Guest Column: Rainy season brings deluge of concerns for homeowners in need of roofing, home repairs
Rainy season arrived early this year.
For many of us, that means we have to fire up the grill for lunch instead of dinner, stash an umbrella in the car and leave the pool when the sky starts rumbling.
For others in our community, however, it means six months of catching raindrops leaking into the house, chasing out critters or insects seeking refuge and constantly worrying that the next heavy downpour could cause structural damage.
Having a roof in poor condition can make life miserable. Leaks contribute to wood rot, damaged insulation, ruined drywall and warped flooring. There are health and safety concerns, too, as water intrusion can present serious electrical issues and foster growth of dangerous mold. Ants, mice, rats, squirrels and birds also can find their way inside the smallest of openings.

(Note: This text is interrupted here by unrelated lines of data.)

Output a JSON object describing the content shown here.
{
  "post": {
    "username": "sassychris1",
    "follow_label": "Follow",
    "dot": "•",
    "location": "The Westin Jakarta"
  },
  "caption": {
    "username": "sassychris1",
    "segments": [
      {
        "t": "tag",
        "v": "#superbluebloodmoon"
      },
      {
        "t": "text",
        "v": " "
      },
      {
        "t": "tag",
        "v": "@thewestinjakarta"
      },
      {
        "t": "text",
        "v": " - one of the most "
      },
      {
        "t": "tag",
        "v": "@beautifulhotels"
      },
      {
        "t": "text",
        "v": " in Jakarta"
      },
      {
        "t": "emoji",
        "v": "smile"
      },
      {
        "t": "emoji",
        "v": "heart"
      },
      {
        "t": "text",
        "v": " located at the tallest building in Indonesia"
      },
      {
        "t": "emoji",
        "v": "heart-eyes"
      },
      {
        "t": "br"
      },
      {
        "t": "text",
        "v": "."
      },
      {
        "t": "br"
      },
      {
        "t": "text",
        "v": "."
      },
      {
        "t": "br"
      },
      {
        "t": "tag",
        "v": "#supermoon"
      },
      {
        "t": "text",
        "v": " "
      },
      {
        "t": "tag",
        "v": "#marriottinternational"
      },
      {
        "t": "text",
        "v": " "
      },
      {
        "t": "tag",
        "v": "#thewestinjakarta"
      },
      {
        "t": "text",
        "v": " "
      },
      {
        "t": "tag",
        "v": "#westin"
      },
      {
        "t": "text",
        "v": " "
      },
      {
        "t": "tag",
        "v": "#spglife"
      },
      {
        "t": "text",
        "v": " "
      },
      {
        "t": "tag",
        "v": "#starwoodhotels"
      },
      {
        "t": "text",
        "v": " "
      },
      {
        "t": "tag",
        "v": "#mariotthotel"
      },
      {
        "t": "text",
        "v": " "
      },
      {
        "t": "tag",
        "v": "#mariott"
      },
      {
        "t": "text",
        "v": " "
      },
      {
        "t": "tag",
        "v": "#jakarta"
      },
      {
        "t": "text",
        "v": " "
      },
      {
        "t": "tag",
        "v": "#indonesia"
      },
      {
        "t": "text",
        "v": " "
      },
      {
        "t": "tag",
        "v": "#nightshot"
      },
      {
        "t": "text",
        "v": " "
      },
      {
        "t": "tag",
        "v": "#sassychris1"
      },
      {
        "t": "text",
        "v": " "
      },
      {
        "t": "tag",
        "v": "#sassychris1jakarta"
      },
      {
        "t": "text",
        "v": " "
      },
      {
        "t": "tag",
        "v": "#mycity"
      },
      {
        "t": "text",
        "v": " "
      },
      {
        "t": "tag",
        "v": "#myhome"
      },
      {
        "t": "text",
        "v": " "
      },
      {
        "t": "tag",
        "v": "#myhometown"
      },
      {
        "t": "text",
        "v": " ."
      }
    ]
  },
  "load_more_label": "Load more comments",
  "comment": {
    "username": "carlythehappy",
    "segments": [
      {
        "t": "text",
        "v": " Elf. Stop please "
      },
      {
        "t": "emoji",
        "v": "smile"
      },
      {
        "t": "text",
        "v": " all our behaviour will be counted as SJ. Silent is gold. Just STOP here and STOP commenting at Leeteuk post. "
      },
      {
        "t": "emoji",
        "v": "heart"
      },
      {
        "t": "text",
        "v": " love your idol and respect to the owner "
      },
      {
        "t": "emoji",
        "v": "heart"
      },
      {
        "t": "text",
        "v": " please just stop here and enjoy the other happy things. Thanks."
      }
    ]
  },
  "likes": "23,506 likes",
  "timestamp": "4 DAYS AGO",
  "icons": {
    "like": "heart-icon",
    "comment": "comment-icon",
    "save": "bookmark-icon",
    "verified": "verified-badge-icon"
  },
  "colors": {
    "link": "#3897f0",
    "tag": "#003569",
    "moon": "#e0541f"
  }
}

As a fifth-generation roofer, I’ve seen a lot of bad roofs throughout my career missing or dislodged shingles, cracked tiles, rotted decking, flashing that has come loose, ponding water and outright holes in the roof. Many Southwest Florida homes built in the 1960s and 1970s still have their original roofs, but are bruised and bloodied after battling decades of harsh weather.
Unfortunately, in many cases the individuals and families living under these damaged and decaying roofs are elderly, low-income or physically disabled residents. They do not have the physical ability, or financial means, to repair or replace a roof.
That’s why Target Roofing & Sheet Metal joined forced with Lee BIA Builders Care, a nonprofit organization that provides emergency construction services at no cost to needy and deserving elderly and disabled Lee County residents. On May 13, we began replacing the roof on the home of North Fort Myers resident John Morgan, who owned an auto air company before an unexpected fall and spinal surgery forced him to close the shop. He is now physically disabled and relies on social security income to cover basic expenses, but lacks financial resources for major home repairs.
Mr. Morgan’s 864-square-foot home was built in 1977 and still had the original roof. It leaked. It was warped. Shingles were missing. It could have collapsed at any time. Although we’re a commercial roofing company that typically works on high-rises, office buildings and retail centers, Mr. Morgan needed a new roof on his home, so we applied for the permits and built him a new roof.
Now, when the next thunderstorm rolls over North Fort Myers, Mr. Morgan will be high and dry and safe.
That’s why Builders Care is so valuable. It matches homeowners who face tough circumstances and challenges with construction companies and contractors that can make things happen. They’ve remodeled bathrooms and kitchens, built wheelchair ramps, installed air conditioning systems, rewired electrical systems and replaced plumbing.
According to Becky Swift, executive director of Builders Care, the organization has received 12 applications from Lee County residents seeking roofing services, and that number is expected to increase as rainy season gets into full swing. That’s in addition to the dozens of additional homeowners who need assistance with other types of home repairs.
As a community, and as contractors, we share a responsibility to help the area’s most vulnerable residents. I’m a Lee County native, and grew up just miles from Mr. Morgan. He is a neighbor. That’s why I support Builders Care, along with a host of other organizations that assist local residents in need of a helping hand.
Builders Care accepts monetary donations from individuals, businesses and organizations, as well as donated products and professional services. As a 501(c)(3) nonprofit, all donations are tax deductible. To help, please call 239-938-0056 or visit LeeBuildersCare.com.
Casey Crowther is president of Target Roofing & Sheet Metal, a licensed and insured commercial roofing specialist based in Fort Myers. For more information, visit TargetRoofers.com or call 239-344-7496.